There were setbacks, though. Surveys still show some districts and individual teachers continuing to use outdated or inaccurate history textbooks.
Dr. Loewen left Tougaloo College in 1975 and for most of the next 20 years taught sociology, with an emphasis on race relations, at the University of Vermont. In 1995 he published “Lies My Teacher Told Me,” his study of 12 history textbooks widely used in America. That book, which accused historians of propagating blind patriotism and sanitized optimism, was acclaimed by critics and won the American Book Award. Updated editions were issued in 2005, 2008 and 2018 by the New Press, which has called the book its all-time best seller, accounting for the bulk of almost two million Loewen books sold.
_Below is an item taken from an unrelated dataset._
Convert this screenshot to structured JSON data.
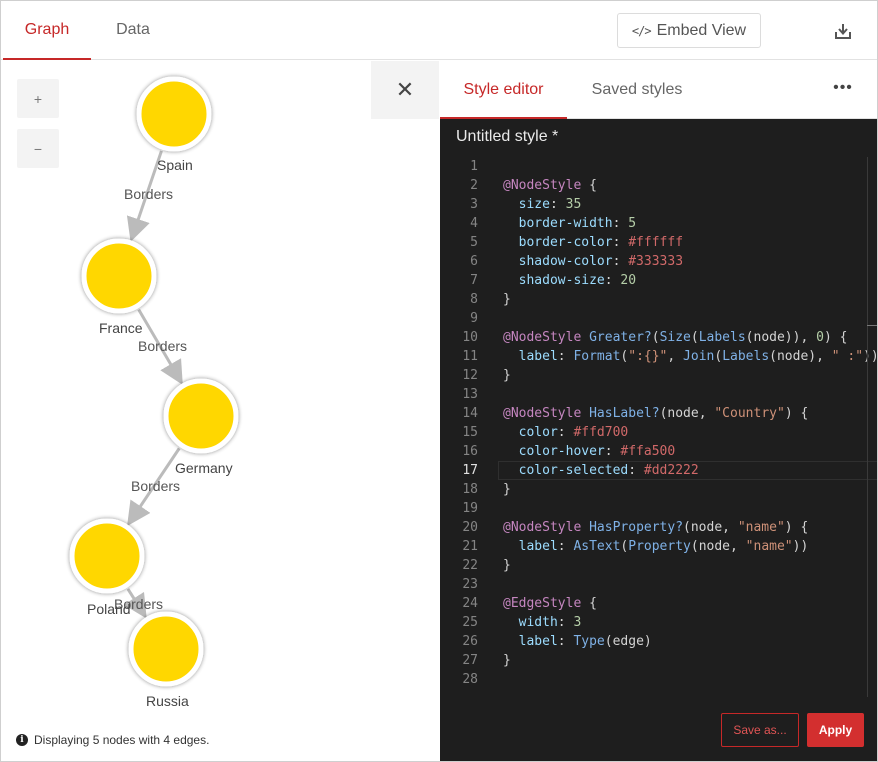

“Jim Loewen’s great achievement was his ability to combine meticulous, dogged research with humor and messianic zeal to correct the way history is taught in textbooks — which is to say all too often with large doses of xenophobia, racism, sexism and outright lies,” Ms. Adler of the New Press said in an interview.
James William Loewen was born on Feb. 6, 1942, in Decatur, Ill., to David and Winifred (Gore) Loewen. He and his sister, Mary, grew up in Decatur, where he was a National Merit Scholar and graduated from MacArthur High School in 1960.
He married Patricia Hanrahan in 1968; they divorced in 1975. In 2006, he married Susan Robertson. She survives him, as do his children from his first marriage, Nicholas Loewen and Lucy McMurrer; his sister, Mary Cavalier; and four grandchildren.
He attended Carleton College in Northfield, Minn., where he began to question what he had learned in his high school history classes. He earned a bachelor’s degree in 1964. At Harvard, he received a master’s degree in 1967 and a doctorate in 1968.
His research led to his first book, “The Mississippi Chinese: Between Black and White” (1971), about 19th-century immigrants lured to the state by promises of work, and their descendants, many of whom became grocers.
Since 1996, Dr. Loewen had lived in Washington, where he was a visiting professor at the Catholic University of America. He lectured widely and wrote other books, including “Lies My Teacher Told Me About Christopher Columbus: What Your History Books Got Wrong” (1992) and “Lies Across America: What Our Historic Sites Get Wrong” (1999).
His book “Sundown Towns: A Hidden Dimension of American Racism” (2005) documented the stories of thousands of communities from 1890 to 1968 that systematically, and often forcibly, excluded Black people, Jews and others. The word “sundown” referred to signs at city limits that warned Black people not to “let the sun go down on you” there.